Bluffs, baby – bluffs! (Not “baby bluffs,” mind you, but full-on big, buxom, bodacious bluffs!) Bluffs with embedded boulders. Bluffs with stunning rock outcrops. Bluffs for almost this entire trip. Cliffs and swift riffles at times (quiet and placid elsewhere). There are some occasions where the river has some swervy and serpentine meandering, but any of these are offset by long straightaway portions. There’s just such an abundance of beauty in these skimpy 7 miles to make this a tremendous trip – yes, in spite of its obstructions.
What we didn’t like:
Really, the only criticism we can think of are the few tree obstructions that will require even the most commando paddler to portage a time or two. Well, three, at the time of this writing – two in between the put-in and McKenna Road, the other after McKenna. The first was up and over a log (a bit nerve-wracking, but not a deal-breaker), while the second required portaging around an ugly cluster on the right (an easy affair, actually, and one that many have done, given the feint walking path/boat drag in the grass).

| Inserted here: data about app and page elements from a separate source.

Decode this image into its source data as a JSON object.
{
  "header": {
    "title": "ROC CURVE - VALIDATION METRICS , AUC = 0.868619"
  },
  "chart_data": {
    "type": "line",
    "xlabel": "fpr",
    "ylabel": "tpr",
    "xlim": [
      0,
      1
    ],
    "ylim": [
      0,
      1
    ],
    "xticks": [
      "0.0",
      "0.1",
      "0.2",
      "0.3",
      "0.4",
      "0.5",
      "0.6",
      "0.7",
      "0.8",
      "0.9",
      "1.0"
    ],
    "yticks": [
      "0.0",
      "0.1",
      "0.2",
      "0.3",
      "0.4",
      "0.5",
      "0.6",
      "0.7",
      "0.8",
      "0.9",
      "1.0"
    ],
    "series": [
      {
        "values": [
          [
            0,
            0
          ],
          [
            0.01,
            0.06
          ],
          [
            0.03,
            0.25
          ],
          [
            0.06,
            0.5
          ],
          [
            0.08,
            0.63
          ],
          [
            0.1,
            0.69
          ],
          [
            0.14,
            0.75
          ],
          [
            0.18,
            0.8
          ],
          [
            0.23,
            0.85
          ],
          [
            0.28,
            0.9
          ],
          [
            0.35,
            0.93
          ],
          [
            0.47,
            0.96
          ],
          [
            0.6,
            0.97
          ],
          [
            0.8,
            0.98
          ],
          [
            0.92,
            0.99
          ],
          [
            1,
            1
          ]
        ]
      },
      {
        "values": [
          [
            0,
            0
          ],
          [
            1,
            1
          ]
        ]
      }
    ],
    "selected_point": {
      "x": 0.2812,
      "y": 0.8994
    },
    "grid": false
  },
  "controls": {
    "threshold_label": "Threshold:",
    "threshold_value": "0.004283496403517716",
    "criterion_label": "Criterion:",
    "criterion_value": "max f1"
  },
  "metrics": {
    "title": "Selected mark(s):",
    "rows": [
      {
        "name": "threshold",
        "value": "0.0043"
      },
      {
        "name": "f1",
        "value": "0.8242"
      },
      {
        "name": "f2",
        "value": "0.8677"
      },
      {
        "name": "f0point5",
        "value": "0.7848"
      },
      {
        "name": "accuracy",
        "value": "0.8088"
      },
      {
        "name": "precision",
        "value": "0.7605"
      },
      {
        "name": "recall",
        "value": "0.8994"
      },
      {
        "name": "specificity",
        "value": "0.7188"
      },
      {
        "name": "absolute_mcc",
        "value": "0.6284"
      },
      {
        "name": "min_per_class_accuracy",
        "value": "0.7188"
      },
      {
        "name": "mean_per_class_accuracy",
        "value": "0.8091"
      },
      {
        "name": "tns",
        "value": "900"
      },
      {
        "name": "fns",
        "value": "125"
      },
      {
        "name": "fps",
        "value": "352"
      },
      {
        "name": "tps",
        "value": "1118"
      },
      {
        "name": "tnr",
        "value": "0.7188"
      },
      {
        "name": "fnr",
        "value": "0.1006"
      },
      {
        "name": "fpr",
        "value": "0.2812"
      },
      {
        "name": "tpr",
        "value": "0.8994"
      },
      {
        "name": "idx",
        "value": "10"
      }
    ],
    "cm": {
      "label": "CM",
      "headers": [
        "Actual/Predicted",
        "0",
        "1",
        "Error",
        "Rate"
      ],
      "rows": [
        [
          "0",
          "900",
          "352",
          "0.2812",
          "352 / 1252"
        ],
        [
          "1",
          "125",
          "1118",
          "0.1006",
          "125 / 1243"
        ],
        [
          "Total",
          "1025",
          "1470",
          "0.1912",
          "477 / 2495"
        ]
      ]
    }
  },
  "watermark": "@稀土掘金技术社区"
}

There’s a tricky dilemma just upstream of McKenna Road. There, a downed tree has fallen from the left bank, blocking most of the river. There is just barely enough space on the far-left to fit through, but the current is strong here and your aim has to be perfect to avoid brushing against the fallen tree itself or any of the surrounding tree debris immediately up- and downstream of it. On the far right the river bottom is really shallow and pocked with tree stumps and snarls, making it difficult to pass over. Also, there’s an additional cluster in front of the far right; so, to get to the far-right side you have to paddle up to the downed tree, then make a tight right-angled maneuver, then turn your boat left, on a dime, to go straight again. Boats longer than 11′ or so might well get stuck here. It should be doable though, and it’s definitely safer than threading your way through the dodgy needle on the left.
The third required portage is on the left at one of the best bluffs downstream from the McKenna Road bridge. Of all the obstructions and portaging I’d anticipated prior to this trip (from my own experiences on this section as well as comments from other paddlers who’ve done it), this one was new to me… and disappointing. The bluff here on the right has some of the best rock outcrops, and I was really looking forward to savoring the scene. You still will, of course, but it’s a little bit compromised by the ugly cluster that you have to get out and portage around.
If we did this trip again:
We love this trip. Indeed, along with the segment from Highway 78 to Argyle, this trip is the very best that the Pecatonica River’s east branch has to offer (ditto the main branch). Next time, we’ll do this in spring to complete the “ring cycle” of paddling this trip in all four seasons. Ideally, we’ll hit the water early in the day to spend a little time better clearing as many of the obstructions as possible, so as to make the portaging less frequent and/or easier.
Also, gotta check to see if that porta-potty is still there.
Christopher ColeSeptember 6, 2017 at 7:39 pm
We attempted the Highway 39 to Blanchardville section on September 2, 2017 and encountered five complete blockages before calling it quits at McKenna Road. The muddy banks did not make for easy portages. I try and keep a positive outlook regarding our trips, but my best description of this one would be doing the Tough Mudder while dragging and occasionally paddling a canoe.
Miles PaddledSeptember 7, 2017 at 10:17 am
Thanks for informing us of this – but we’re truly sorry to hear that your encounter was more frustrating than fun! For what it’s worth, several of our own trips the last month have kinda sucked on account of the merciless portage-fests. July’s storms felled many a tree and made much a mess of rivers. Sometimes we wish paddling were as easy as hiking. This section of the E. Branch really is a pleasant trip, but bad timing and/or conditions will make even the best river trips compromised. At least you’ve let us know what you encountered, which will aid future paddlers and maybe even inspire others with chainsaws to clean it up some. So, again, thanks for letting us know. We hope your next trip is more fun and less frustrating!